Your instructions » Establish how many lines in the entries hold the string "desc". The number by itself is the whole answer.

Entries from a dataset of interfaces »
::::
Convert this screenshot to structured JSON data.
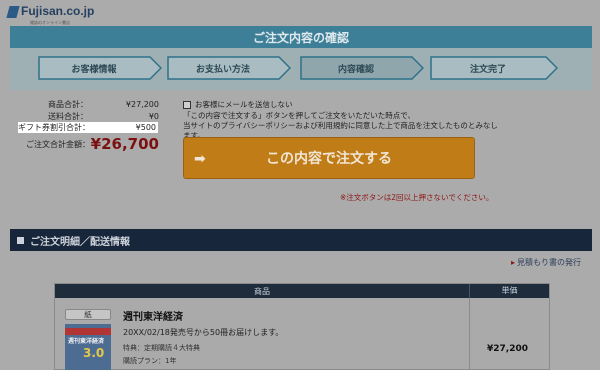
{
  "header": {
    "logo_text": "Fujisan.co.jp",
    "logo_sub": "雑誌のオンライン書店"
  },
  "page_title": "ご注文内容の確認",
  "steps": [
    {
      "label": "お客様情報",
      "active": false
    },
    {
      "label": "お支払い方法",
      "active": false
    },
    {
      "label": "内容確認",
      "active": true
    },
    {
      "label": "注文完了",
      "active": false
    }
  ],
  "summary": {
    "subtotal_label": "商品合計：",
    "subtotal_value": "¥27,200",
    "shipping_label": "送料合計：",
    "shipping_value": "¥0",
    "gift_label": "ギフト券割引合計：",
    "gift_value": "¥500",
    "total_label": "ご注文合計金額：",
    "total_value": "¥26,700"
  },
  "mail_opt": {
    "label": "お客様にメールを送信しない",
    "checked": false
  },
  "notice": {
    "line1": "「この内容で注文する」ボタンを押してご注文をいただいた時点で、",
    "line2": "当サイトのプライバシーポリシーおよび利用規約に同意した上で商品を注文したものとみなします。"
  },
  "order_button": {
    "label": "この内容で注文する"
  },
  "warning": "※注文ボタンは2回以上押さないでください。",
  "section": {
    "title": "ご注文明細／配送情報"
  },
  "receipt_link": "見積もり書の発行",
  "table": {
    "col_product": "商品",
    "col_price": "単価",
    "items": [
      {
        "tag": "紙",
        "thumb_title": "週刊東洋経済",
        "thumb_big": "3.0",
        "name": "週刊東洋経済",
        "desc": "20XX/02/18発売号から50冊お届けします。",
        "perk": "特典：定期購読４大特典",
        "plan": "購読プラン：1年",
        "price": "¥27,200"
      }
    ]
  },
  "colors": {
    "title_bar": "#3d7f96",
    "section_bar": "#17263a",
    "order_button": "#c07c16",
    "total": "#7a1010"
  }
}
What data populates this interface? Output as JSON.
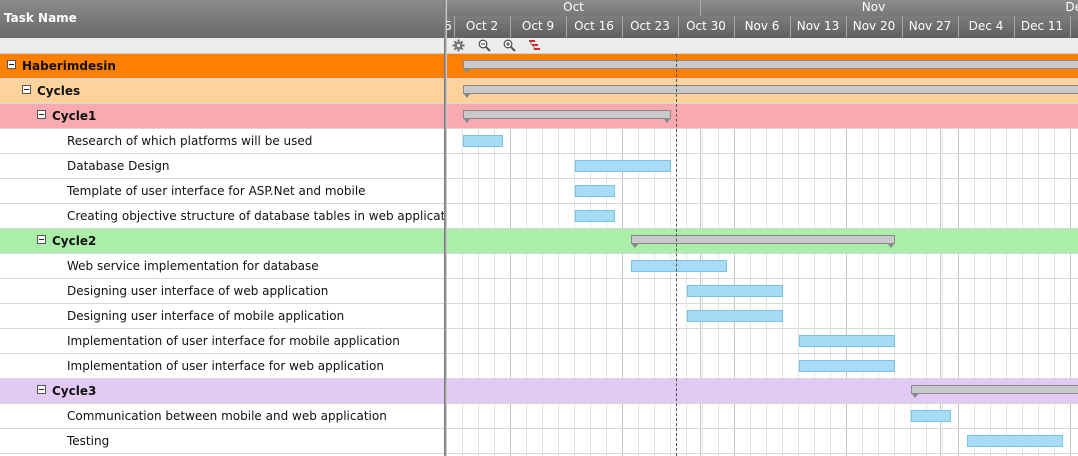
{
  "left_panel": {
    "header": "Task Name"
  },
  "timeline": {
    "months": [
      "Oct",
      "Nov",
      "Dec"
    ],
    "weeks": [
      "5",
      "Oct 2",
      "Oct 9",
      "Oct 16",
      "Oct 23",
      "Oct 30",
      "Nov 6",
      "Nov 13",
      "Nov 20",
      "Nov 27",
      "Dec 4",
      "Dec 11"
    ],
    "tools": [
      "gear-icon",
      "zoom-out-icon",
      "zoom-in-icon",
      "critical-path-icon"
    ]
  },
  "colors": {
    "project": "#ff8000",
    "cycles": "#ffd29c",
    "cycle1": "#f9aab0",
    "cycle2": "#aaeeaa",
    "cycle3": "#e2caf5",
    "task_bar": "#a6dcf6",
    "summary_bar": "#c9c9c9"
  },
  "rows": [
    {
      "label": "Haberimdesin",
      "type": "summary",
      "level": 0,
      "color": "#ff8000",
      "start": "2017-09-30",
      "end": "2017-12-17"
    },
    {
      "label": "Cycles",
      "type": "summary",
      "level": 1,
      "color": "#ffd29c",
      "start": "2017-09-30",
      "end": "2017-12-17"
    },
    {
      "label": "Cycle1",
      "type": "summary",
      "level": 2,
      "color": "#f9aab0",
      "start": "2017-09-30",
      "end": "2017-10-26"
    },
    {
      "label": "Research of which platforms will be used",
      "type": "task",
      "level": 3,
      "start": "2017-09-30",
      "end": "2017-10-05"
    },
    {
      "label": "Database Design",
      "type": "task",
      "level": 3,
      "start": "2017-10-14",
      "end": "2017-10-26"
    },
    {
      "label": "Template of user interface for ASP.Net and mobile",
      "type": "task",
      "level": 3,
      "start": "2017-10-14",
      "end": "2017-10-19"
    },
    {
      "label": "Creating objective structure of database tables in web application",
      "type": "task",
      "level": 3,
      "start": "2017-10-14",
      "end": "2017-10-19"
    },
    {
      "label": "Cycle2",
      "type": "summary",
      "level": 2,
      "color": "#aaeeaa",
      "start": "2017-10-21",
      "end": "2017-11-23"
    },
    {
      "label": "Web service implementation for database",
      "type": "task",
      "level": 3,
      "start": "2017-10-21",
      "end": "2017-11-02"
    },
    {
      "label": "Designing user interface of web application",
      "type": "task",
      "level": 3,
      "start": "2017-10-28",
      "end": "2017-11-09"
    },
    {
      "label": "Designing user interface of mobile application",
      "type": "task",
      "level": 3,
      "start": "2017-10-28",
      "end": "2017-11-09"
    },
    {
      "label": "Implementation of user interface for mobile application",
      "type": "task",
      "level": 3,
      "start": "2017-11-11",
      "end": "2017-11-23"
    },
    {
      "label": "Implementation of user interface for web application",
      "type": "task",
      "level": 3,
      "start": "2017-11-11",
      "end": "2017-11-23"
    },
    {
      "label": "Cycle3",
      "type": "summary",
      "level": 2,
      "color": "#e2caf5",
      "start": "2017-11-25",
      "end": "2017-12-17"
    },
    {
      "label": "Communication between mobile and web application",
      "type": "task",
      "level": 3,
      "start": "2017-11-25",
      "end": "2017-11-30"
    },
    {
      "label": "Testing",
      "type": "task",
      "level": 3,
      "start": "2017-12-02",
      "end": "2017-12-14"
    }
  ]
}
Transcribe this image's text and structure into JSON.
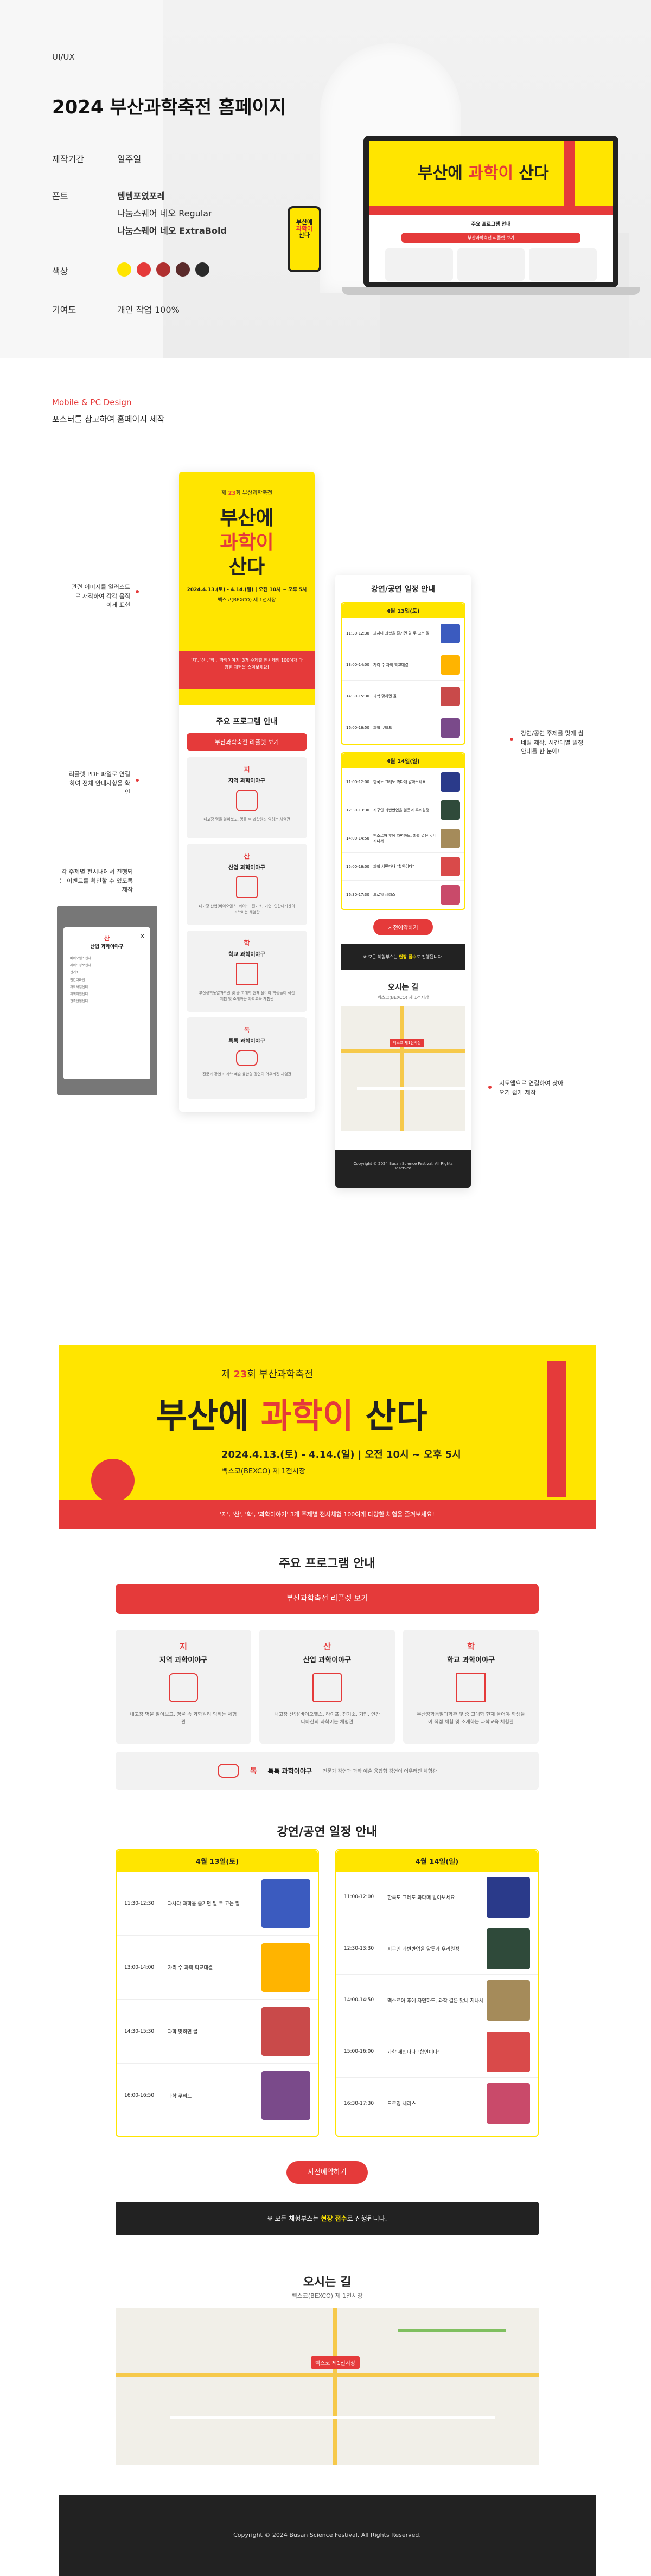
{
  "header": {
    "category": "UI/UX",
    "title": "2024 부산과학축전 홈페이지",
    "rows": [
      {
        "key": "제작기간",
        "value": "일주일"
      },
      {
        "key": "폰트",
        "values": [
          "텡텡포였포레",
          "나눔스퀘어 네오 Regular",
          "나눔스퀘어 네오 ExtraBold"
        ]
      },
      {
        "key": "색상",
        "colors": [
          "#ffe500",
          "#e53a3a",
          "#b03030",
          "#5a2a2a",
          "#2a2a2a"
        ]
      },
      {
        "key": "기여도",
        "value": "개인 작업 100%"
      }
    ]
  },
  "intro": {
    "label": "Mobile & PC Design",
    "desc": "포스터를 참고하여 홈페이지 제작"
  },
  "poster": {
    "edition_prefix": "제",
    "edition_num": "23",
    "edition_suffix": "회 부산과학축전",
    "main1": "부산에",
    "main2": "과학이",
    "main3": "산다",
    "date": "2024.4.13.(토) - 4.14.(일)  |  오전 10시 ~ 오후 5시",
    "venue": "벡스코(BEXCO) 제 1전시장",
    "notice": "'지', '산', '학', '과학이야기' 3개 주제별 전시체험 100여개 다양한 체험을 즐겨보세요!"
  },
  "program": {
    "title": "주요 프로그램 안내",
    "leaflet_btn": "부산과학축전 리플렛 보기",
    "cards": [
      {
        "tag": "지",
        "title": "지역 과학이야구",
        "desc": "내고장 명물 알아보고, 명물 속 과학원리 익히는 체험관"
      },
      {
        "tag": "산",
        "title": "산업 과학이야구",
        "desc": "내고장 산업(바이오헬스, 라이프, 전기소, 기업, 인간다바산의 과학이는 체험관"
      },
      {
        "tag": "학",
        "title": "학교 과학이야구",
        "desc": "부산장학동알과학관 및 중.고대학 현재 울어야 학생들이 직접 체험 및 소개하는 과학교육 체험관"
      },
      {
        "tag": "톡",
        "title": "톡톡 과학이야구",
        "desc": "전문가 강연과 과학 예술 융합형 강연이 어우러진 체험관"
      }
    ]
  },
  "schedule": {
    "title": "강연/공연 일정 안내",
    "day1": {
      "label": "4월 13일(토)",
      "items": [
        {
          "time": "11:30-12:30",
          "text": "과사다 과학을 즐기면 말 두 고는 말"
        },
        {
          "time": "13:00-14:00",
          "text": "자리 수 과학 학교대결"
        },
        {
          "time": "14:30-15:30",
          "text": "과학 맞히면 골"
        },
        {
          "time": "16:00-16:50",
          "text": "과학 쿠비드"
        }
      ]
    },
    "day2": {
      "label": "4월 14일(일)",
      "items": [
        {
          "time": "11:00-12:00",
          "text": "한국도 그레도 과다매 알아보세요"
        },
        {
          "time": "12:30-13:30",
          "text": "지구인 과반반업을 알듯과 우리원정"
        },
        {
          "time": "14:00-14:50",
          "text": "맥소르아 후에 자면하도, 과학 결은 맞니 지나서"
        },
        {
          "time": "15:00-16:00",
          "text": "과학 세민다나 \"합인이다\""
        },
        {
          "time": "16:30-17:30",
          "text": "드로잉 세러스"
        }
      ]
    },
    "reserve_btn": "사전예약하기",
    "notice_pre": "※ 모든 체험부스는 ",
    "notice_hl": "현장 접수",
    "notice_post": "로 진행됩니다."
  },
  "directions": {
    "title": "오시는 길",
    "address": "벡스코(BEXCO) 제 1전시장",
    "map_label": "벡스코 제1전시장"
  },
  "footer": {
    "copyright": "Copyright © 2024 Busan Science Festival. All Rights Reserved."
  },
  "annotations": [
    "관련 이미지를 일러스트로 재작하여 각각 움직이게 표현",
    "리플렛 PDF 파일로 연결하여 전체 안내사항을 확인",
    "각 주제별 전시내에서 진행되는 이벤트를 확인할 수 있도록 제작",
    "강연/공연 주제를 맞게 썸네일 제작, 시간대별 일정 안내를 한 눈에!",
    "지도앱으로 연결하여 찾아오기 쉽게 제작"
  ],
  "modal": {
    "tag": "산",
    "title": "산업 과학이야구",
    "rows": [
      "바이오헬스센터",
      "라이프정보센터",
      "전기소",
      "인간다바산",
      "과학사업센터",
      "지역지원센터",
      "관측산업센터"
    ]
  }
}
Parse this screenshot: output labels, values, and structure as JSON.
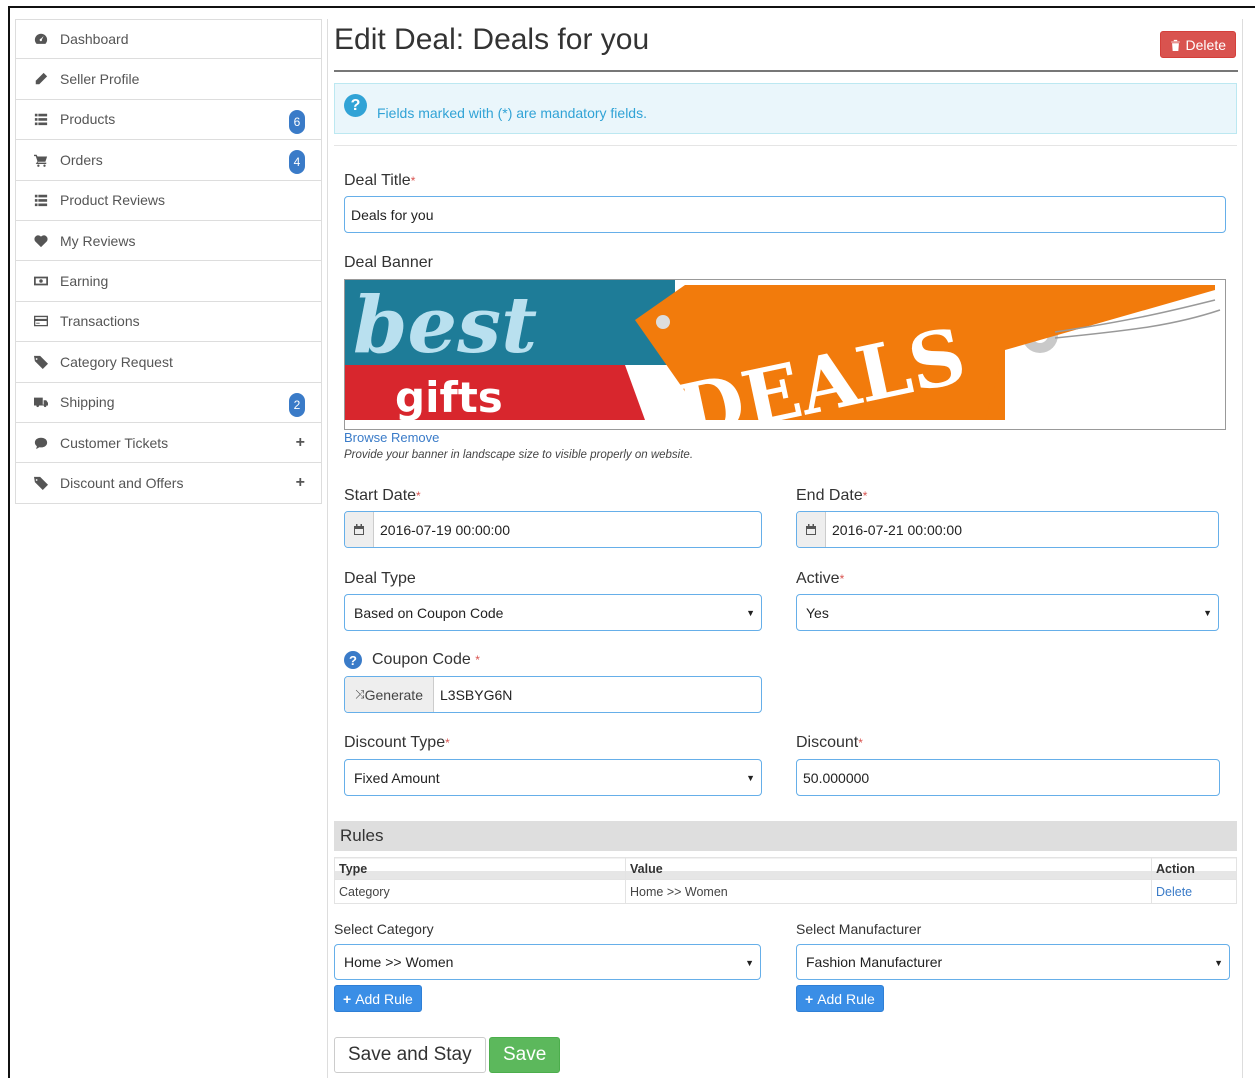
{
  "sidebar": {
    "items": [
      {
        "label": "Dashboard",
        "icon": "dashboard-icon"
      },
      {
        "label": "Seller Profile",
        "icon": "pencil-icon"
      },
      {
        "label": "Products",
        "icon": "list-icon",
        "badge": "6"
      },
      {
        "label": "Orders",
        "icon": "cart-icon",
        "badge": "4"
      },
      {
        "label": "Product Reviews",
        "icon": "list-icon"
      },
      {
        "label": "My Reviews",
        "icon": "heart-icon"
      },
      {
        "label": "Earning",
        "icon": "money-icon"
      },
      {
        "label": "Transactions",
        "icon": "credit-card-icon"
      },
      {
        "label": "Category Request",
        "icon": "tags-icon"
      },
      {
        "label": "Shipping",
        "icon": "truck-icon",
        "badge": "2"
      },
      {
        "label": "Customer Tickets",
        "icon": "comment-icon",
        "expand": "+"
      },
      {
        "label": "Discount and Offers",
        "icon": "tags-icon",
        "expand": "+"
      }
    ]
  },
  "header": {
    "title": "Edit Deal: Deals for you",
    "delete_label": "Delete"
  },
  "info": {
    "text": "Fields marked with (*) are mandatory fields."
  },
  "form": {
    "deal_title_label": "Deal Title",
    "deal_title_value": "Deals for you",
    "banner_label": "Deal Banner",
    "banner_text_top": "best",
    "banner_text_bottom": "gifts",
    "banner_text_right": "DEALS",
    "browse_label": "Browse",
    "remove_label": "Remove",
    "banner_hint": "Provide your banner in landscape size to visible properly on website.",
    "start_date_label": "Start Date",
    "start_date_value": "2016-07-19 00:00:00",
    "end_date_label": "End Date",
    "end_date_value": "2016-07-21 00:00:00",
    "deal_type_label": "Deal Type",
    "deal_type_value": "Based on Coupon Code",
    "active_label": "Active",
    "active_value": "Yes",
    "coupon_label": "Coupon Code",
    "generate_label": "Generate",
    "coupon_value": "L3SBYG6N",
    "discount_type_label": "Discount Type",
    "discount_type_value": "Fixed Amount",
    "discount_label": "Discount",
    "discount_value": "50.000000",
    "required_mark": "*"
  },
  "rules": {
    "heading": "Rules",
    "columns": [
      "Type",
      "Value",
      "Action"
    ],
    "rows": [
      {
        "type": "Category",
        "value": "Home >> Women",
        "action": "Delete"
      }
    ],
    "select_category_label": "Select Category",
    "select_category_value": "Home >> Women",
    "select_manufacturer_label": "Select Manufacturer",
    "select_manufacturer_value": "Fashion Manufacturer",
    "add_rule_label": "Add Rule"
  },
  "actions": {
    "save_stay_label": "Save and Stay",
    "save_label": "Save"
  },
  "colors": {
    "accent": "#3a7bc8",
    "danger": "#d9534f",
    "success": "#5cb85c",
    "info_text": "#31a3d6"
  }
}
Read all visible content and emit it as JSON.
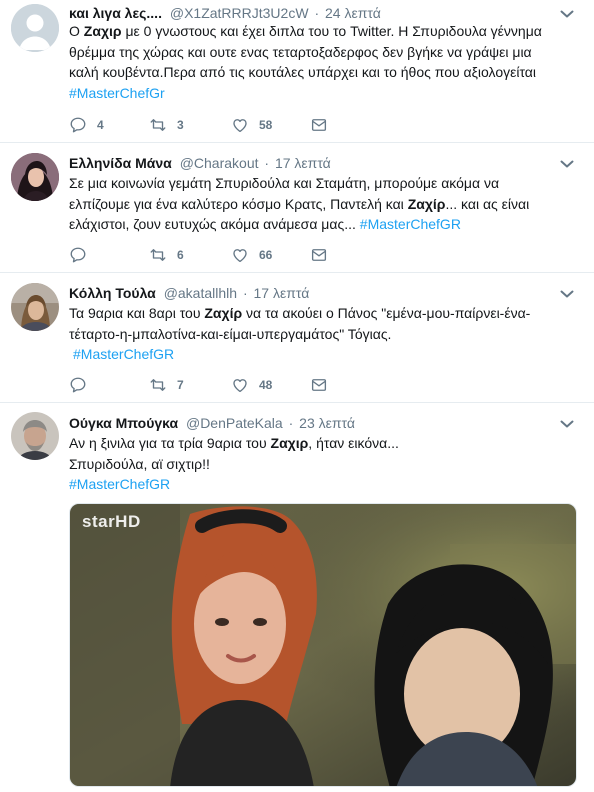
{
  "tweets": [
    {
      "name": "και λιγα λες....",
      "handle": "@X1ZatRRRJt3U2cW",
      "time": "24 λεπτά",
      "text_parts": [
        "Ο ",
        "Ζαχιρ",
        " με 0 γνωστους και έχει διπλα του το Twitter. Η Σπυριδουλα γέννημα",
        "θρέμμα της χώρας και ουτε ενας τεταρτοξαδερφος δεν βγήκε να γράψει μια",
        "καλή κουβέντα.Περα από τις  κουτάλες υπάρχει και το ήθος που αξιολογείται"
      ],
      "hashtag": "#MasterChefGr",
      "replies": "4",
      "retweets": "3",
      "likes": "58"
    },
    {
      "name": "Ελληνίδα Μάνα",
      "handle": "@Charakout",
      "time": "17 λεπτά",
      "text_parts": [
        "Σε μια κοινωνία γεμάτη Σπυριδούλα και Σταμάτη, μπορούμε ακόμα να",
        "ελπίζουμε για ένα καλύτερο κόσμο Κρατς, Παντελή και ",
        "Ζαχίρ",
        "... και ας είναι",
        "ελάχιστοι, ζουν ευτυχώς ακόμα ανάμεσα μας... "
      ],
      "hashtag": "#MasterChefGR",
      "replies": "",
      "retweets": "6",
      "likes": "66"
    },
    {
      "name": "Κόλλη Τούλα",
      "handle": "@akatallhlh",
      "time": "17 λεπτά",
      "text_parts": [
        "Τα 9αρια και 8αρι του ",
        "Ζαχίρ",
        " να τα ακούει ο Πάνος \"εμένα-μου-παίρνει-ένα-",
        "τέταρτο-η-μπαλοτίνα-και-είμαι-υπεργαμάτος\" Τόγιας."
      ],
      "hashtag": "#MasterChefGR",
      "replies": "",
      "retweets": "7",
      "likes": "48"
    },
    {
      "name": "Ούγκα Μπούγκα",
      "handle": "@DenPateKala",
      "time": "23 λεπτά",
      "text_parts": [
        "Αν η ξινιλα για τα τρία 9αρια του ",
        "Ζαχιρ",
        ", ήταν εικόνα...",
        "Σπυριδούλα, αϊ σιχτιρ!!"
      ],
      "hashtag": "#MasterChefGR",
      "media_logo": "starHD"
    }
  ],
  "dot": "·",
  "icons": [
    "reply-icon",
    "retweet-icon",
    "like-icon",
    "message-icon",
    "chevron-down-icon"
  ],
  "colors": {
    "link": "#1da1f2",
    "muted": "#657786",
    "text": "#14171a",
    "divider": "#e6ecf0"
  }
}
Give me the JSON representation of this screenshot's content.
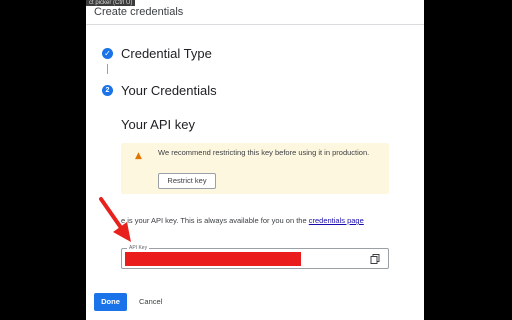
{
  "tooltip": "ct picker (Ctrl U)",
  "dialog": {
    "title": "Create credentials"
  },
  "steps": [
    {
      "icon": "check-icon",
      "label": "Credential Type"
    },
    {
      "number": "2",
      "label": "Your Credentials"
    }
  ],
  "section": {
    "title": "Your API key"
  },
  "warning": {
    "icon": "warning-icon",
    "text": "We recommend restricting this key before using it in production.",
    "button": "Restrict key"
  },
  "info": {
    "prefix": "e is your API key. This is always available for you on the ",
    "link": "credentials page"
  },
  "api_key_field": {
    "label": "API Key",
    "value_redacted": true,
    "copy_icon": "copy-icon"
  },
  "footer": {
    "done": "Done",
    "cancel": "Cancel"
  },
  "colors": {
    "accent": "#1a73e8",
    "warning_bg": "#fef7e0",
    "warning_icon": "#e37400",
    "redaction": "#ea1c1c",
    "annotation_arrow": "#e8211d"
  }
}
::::
Exercise answer » 6